Staging is the process of finding out how widespread the cancer is when it is found. The stage is the most important factor in deciding how to treat breast cancer and determining how successful treatment might be.
In order to stage breast cancer fully, we use information from 3 resources:
- physical examination of breasts and armpits
- mammogram and ultrasound reports
- biopsy results
To determine cancer’s stage, we must answer these questions:
- How big is the breast tumour? Has it grown into nearby areas?
- Has cancer spread to nearby lymph nodes? If so, how many are involved?
- Is the cancer invasive or non-invasive?
- Has cancer spread to other parts of the body?
Sometimes we may need more tests to help determine the stage, such bone scans, CT scans, MRI, and/or PET scans.

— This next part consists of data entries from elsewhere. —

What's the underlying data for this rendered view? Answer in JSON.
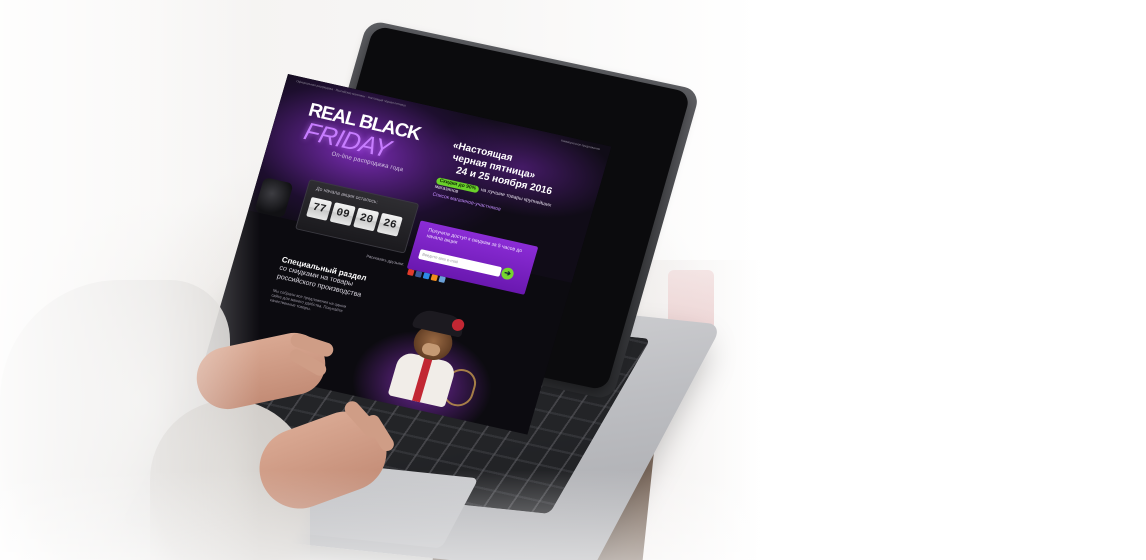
{
  "screen": {
    "topbar_left": "Официальная распродажа · Российские магазины · Настоящая чёрная пятница",
    "topbar_right": "Коммерческое предложение",
    "logo": {
      "line1": "REAL BLACK",
      "line2": "FRIDAY",
      "tagline": "On-line распродажа года"
    },
    "headline": {
      "line1": "«Настоящая",
      "line2": "черная пятница»",
      "line3": "24 и 25 ноября 2016"
    },
    "discount": {
      "pill": "Скидки до 90%",
      "text": "на лучшие товары крупнейших магазинов"
    },
    "stores_link": "Список магазинов-участников",
    "timer": {
      "label": "До начала акции осталось:",
      "digits": [
        "77",
        "09",
        "20",
        "26"
      ]
    },
    "promo": {
      "text": "Получите доступ к скидкам за 5 часов до начала акции",
      "input_placeholder": "Введите ваш e-mail",
      "submit_glyph": "➔"
    },
    "share_label": "Рассказать друзьям:",
    "social_colors": [
      "#e23b2b",
      "#3b5998",
      "#2d8ae6",
      "#ef8b1c",
      "#6aa0d8"
    ],
    "special": {
      "title": "Специальный раздел",
      "subtitle": "со скидками на товары российского производства",
      "body": "Мы собрали все предложения на одном сайте для вашего удобства. Покупайте качественные товары."
    }
  },
  "colors": {
    "accent_purple": "#8b2cd6",
    "accent_green": "#6ad12a",
    "screen_bg": "#0c0b10"
  }
}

Blood tests may also be done to evaluate your overall health or to check for spread to certain organs.
The earliest stage cancers are called stage 0 (carcinoma in situ), and then range from stages I (1) through IV (4). Some of the stages have sub-stages with the letters A, B, and C.
As a rule, the lower the number, the less cancer has spread. A higher number, such as stage IV, means a more advanced cancer. And within a stage, an earlier letter means a lower (and often better) stage.
- stage is – the tumour is “in situ” and there’s no evidence of invasion (pre-invasive)
- stage 1 – the tumour measures less than 2cm and the lymph nodes in the armpit aren’t affected; there are no signs that the cancer has spread elsewhere in the body
- stage 2 – the tumour measures 2-5cm, the lymph nodes in the armpit are affected, or both; there are no signs that the cancer has spread elsewhere in the body
- stage 3 – the tumour measures 2-5cm and may be attached to structures in the breast, such as skin or surrounding tissues, and the lymph nodes in the armpit are affected; there are no signs that the cancer has spread elsewhere in the body
- stage 4 – the tumour is of any size and the cancer has spread to other parts of the body (metastasis)